BEGIN EXERCISE INPUT

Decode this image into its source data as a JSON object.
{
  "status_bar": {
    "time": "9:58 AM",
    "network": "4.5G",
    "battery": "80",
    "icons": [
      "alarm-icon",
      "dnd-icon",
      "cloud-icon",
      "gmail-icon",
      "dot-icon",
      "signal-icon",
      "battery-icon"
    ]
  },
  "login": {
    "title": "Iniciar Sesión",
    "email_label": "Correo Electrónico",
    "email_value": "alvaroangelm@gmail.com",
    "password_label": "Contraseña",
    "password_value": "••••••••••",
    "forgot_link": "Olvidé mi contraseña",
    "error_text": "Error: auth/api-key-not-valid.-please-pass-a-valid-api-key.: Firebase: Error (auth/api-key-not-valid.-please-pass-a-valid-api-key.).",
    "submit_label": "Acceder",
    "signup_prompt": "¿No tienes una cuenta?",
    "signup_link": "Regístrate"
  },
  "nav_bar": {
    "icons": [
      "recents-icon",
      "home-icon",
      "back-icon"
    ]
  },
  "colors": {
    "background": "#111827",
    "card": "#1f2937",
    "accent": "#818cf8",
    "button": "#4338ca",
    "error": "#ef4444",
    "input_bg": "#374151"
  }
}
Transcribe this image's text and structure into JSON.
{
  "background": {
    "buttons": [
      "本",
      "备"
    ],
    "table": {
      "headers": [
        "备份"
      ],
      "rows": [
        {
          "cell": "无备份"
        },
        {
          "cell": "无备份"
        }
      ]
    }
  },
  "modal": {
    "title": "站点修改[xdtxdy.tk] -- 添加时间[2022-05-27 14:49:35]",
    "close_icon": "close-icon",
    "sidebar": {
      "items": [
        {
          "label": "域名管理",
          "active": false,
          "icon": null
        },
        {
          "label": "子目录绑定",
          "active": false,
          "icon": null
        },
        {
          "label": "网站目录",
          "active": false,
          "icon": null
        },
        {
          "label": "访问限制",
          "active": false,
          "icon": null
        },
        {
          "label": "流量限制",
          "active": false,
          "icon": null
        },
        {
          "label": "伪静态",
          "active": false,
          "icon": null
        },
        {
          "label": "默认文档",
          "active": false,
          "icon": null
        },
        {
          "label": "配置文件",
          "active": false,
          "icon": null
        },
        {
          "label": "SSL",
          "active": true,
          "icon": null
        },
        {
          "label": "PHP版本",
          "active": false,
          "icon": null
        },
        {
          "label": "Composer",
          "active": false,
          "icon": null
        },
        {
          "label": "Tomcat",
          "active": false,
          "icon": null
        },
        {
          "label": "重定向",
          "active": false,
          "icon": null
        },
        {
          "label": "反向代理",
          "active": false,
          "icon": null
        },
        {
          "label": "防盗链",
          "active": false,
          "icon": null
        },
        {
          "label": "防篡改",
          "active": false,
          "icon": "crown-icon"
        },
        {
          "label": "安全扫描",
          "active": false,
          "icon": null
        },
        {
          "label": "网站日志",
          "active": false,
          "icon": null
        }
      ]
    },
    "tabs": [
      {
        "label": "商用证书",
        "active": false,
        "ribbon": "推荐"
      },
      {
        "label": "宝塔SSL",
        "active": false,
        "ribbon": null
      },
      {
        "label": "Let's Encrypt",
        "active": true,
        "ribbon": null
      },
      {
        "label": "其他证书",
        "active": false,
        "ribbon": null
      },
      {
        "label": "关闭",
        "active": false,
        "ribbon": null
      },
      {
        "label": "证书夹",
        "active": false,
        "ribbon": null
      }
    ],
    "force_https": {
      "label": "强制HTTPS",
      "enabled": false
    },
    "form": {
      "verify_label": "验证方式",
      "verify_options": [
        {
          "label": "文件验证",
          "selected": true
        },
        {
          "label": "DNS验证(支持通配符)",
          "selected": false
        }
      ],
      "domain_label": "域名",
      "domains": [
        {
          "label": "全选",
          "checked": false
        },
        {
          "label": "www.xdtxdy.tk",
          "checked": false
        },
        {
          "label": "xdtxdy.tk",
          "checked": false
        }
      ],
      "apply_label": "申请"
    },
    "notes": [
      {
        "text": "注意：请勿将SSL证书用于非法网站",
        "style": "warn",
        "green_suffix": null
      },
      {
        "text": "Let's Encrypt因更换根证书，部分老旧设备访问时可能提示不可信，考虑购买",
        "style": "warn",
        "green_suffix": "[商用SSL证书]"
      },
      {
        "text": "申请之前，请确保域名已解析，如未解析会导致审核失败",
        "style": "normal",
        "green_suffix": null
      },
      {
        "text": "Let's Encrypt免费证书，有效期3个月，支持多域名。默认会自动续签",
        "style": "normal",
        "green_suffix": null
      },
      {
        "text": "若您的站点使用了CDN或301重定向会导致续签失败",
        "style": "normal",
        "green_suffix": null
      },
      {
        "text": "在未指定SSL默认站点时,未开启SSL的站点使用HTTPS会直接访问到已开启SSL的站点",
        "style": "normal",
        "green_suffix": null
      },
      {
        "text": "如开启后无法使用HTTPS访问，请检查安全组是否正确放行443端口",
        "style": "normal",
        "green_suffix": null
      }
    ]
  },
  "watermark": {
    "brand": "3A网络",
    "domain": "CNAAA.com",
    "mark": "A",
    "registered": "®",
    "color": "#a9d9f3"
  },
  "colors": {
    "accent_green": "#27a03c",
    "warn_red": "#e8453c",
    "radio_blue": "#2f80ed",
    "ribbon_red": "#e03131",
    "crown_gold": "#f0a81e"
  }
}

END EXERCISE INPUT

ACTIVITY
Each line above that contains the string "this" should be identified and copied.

EXPECTED ANSWER
Decode this image into its source data as a JSON object.
Transcribe this image's text and structure into JSON.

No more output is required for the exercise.